=== Section Start ===

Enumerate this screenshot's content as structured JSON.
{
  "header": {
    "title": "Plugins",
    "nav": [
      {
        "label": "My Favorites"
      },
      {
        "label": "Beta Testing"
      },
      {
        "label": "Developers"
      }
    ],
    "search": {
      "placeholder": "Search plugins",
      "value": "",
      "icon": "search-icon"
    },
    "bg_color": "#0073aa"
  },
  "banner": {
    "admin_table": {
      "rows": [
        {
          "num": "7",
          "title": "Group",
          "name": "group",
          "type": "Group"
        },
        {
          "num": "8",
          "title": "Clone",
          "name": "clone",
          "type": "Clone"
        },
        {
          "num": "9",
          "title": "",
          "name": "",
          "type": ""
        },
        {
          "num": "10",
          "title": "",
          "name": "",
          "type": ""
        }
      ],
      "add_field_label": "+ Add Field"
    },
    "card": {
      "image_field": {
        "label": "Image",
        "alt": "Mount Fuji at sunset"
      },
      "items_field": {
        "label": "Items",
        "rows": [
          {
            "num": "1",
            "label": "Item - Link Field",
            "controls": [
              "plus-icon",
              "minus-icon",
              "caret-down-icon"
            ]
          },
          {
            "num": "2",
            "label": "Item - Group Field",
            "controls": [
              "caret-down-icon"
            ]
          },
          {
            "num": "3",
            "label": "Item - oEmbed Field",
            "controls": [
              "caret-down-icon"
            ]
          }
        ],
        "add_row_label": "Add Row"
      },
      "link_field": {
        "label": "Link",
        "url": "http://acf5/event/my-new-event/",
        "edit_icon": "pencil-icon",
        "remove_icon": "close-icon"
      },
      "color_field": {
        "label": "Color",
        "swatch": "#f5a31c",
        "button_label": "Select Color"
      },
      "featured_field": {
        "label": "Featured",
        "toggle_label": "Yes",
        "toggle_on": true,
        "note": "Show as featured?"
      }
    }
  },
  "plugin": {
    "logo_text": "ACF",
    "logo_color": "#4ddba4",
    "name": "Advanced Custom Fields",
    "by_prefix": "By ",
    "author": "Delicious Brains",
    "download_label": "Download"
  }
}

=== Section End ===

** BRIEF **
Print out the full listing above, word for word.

** RESPONSE AREA **
Enumerate this screenshot's content as structured JSON.
{
  "header": {
    "title": "Plugins",
    "nav": [
      {
        "label": "My Favorites"
      },
      {
        "label": "Beta Testing"
      },
      {
        "label": "Developers"
      }
    ],
    "search": {
      "placeholder": "Search plugins",
      "value": "",
      "icon": "search-icon"
    },
    "bg_color": "#0073aa"
  },
  "banner": {
    "admin_table": {
      "rows": [
        {
          "num": "7",
          "title": "Group",
          "name": "group",
          "type": "Group"
        },
        {
          "num": "8",
          "title": "Clone",
          "name": "clone",
          "type": "Clone"
        },
        {
          "num": "9",
          "title": "",
          "name": "",
          "type": ""
        },
        {
          "num": "10",
          "title": "",
          "name": "",
          "type": ""
        }
      ],
      "add_field_label": "+ Add Field"
    },
    "card": {
      "image_field": {
        "label": "Image",
        "alt": "Mount Fuji at sunset"
      },
      "items_field": {
        "label": "Items",
        "rows": [
          {
            "num": "1",
            "label": "Item - Link Field",
            "controls": [
              "plus-icon",
              "minus-icon",
              "caret-down-icon"
            ]
          },
          {
            "num": "2",
            "label": "Item - Group Field",
            "controls": [
              "caret-down-icon"
            ]
          },
          {
            "num": "3",
            "label": "Item - oEmbed Field",
            "controls": [
              "caret-down-icon"
            ]
          }
        ],
        "add_row_label": "Add Row"
      },
      "link_field": {
        "label": "Link",
        "url": "http://acf5/event/my-new-event/",
        "edit_icon": "pencil-icon",
        "remove_icon": "close-icon"
      },
      "color_field": {
        "label": "Color",
        "swatch": "#f5a31c",
        "button_label": "Select Color"
      },
      "featured_field": {
        "label": "Featured",
        "toggle_label": "Yes",
        "toggle_on": true,
        "note": "Show as featured?"
      }
    }
  },
  "plugin": {
    "logo_text": "ACF",
    "logo_color": "#4ddba4",
    "name": "Advanced Custom Fields",
    "by_prefix": "By ",
    "author": "Delicious Brains",
    "download_label": "Download"
  }
}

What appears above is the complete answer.